EXERCISE REQUIREMENTS: Find all lines below containing the string "headline" and return them.

(Dataset rows describing interfaces)
"""

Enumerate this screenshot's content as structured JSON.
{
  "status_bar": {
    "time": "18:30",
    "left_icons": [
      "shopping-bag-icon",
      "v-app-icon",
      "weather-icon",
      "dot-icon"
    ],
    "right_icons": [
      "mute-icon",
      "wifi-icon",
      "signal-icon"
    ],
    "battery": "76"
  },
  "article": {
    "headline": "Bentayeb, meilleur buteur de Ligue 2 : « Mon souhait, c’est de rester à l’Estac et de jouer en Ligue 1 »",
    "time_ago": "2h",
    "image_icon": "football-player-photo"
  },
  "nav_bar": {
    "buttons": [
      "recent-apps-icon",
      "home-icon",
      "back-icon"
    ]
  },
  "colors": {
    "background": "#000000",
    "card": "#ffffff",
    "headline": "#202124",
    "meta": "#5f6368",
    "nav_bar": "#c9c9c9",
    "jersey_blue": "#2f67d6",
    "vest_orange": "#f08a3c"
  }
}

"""

ANSWER TO THIS EXERCISE:
    "headline": "Bentayeb, meilleur buteur de Ligue 2 : « Mon souhait, c’est de rester à l’Estac et de jouer en Ligue 1 »",
    "headline": "#202124",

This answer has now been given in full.